## WHAT THE TASK ASKS
Could you copy every line of the data that contains the word "square"?

++++++++++++++++++++

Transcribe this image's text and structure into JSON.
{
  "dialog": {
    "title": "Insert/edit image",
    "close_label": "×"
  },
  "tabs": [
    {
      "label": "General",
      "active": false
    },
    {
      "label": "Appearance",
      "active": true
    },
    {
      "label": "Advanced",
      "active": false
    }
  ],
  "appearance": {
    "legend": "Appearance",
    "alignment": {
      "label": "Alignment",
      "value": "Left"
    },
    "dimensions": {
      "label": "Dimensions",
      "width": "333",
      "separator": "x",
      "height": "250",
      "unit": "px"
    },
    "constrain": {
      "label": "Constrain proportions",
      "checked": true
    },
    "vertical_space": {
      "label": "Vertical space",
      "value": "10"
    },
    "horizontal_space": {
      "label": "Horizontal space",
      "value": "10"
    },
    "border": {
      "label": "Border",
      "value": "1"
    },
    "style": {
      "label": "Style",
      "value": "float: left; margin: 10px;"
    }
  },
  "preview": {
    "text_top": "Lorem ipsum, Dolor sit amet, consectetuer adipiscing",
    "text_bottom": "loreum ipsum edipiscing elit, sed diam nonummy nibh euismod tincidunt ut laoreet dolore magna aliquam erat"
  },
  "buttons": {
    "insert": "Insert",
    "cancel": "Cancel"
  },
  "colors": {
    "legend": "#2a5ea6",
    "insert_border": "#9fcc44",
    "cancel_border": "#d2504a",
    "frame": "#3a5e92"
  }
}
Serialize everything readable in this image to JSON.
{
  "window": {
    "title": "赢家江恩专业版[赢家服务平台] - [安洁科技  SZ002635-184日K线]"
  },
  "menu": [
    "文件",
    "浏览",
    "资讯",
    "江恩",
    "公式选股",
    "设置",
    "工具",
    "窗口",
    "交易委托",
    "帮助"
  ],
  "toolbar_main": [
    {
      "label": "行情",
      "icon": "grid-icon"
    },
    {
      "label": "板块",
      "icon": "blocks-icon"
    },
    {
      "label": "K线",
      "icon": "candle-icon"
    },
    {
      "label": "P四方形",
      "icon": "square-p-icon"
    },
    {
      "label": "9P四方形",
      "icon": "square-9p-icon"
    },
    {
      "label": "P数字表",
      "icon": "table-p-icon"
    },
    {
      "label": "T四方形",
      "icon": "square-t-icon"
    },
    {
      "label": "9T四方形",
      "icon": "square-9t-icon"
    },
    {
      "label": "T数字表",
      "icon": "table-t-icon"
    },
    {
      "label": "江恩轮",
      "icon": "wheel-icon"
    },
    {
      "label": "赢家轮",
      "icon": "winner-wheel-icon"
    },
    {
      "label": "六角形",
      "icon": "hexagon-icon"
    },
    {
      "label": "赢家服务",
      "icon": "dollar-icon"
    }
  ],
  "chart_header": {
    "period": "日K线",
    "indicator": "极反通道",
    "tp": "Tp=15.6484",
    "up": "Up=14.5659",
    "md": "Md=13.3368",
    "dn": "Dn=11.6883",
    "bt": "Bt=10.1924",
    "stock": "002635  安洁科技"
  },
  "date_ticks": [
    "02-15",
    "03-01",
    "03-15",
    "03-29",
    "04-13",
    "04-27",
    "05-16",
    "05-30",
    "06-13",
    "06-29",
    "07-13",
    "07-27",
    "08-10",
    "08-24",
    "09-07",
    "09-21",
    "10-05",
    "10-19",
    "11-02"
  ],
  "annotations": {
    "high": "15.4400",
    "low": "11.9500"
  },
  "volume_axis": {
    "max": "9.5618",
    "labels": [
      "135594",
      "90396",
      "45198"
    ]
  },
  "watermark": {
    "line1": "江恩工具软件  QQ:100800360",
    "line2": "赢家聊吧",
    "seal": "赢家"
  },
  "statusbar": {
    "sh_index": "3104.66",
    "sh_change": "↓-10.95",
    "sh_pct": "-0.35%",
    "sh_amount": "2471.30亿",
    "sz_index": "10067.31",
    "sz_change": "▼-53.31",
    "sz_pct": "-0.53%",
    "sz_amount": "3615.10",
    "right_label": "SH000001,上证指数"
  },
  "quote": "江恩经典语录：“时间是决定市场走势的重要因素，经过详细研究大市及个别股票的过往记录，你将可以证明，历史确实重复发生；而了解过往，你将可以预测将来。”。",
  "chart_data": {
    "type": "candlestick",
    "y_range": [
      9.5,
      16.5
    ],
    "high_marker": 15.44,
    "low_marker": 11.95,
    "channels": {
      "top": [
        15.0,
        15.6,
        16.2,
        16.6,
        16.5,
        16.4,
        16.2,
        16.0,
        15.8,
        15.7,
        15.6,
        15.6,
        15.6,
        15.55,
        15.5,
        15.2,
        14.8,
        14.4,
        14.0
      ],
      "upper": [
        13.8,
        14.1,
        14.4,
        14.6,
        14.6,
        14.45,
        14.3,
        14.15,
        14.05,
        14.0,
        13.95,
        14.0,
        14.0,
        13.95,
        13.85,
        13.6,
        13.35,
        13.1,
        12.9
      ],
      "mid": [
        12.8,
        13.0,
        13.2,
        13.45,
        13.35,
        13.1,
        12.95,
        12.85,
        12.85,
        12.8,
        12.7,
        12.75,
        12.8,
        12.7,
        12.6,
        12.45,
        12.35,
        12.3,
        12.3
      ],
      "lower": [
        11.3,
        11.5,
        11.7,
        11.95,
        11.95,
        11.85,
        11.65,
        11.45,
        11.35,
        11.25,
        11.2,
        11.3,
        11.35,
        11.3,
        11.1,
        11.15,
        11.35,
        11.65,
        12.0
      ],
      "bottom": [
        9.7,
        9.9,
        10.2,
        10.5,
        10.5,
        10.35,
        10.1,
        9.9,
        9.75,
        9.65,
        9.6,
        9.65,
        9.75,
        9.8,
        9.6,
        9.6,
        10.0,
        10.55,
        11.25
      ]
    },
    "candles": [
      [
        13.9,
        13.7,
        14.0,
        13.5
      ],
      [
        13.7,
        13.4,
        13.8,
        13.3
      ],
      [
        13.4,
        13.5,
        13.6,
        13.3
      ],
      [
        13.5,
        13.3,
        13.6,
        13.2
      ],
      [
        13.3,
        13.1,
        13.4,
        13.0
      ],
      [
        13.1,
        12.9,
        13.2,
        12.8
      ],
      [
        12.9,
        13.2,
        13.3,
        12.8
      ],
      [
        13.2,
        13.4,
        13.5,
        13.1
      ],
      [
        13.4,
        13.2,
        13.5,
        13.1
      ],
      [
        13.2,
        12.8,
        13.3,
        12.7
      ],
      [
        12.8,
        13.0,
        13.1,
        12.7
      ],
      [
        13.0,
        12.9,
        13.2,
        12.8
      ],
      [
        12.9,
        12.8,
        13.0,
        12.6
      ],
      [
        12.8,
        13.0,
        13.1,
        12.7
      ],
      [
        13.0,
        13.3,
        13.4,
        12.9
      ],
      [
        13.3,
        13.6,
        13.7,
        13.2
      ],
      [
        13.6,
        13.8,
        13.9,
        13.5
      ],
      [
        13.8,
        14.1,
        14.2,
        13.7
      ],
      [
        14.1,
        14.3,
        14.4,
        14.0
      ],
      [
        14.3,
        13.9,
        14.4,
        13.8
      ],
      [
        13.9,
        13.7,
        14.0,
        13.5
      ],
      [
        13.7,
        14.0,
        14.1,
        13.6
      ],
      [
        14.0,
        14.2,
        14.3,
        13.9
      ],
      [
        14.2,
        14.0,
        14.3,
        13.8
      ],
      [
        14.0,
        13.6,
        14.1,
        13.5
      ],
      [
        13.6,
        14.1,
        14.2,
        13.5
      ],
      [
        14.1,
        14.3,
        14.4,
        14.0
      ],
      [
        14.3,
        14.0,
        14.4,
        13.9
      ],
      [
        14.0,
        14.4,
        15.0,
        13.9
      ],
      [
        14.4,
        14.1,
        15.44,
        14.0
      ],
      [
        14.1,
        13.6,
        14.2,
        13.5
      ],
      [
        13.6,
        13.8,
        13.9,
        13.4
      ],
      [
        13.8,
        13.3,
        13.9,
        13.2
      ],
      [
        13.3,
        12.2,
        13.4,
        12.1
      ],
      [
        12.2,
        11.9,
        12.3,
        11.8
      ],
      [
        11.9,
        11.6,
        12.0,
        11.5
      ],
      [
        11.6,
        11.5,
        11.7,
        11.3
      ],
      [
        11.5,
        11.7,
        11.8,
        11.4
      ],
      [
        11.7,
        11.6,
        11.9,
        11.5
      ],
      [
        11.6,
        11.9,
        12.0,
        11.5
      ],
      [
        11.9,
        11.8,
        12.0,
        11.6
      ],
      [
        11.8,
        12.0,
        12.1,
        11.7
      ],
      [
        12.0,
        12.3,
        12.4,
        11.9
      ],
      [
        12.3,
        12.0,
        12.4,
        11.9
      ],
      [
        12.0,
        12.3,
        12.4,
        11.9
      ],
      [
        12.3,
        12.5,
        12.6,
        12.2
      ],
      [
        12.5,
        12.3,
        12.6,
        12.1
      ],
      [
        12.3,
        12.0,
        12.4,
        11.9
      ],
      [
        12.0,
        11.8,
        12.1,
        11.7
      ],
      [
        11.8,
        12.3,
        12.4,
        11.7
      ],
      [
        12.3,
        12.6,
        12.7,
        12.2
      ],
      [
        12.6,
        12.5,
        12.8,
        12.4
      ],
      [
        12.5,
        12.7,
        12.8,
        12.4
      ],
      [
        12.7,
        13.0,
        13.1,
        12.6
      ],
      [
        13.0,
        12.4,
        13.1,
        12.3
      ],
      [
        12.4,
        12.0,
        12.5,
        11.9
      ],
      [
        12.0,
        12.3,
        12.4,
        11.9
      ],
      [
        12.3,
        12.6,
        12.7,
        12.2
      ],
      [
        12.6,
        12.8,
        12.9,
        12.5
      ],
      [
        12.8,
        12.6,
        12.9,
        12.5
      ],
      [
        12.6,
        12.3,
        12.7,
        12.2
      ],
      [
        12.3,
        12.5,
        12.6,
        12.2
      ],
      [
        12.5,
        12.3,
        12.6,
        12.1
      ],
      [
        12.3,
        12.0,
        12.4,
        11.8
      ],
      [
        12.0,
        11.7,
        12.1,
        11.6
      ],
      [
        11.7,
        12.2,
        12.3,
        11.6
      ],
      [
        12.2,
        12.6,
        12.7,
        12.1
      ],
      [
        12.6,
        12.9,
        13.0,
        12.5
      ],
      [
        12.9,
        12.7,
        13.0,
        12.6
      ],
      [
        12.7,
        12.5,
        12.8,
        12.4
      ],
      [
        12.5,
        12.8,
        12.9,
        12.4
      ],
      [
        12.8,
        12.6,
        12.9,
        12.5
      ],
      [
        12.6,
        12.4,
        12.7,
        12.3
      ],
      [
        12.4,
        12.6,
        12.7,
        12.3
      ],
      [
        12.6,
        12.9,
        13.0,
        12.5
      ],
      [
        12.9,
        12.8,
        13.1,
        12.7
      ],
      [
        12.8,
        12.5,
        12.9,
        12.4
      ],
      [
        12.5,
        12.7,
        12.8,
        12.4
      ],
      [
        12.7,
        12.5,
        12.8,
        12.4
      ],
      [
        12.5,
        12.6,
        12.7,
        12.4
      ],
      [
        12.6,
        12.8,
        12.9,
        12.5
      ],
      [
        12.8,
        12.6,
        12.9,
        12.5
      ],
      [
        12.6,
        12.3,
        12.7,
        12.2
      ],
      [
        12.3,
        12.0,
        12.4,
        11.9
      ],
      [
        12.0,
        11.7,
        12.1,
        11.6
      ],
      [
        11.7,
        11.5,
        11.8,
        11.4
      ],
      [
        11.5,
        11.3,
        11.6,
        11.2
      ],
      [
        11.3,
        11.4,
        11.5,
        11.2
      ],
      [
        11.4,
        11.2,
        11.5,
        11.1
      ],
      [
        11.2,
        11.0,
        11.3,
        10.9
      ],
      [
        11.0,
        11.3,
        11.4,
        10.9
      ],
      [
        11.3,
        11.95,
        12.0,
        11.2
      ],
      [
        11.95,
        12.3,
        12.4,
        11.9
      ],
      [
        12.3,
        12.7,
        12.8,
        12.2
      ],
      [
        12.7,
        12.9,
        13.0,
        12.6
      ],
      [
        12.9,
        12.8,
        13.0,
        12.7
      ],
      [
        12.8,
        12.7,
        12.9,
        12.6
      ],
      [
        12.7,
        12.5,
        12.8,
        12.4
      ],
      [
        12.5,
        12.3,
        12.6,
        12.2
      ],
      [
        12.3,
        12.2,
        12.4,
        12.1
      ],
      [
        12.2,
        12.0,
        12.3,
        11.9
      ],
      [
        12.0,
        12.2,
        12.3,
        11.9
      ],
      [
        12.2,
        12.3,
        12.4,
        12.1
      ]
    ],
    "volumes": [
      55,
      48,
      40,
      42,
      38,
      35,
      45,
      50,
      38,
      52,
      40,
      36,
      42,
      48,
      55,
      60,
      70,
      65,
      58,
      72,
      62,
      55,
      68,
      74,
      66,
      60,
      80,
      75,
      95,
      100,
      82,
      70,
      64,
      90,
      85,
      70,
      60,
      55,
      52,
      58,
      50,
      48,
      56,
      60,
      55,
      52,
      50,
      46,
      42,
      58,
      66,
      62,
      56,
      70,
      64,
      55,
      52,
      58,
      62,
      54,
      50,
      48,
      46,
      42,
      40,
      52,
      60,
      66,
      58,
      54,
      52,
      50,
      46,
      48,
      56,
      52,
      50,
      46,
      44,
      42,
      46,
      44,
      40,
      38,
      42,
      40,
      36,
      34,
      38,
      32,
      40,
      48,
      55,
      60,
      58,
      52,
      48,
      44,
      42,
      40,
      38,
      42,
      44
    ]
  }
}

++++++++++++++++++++

## EXERCISE OUTPUT
      "icon": "square-p-icon"
      "icon": "square-9p-icon"
      "icon": "square-t-icon"
      "icon": "square-9t-icon"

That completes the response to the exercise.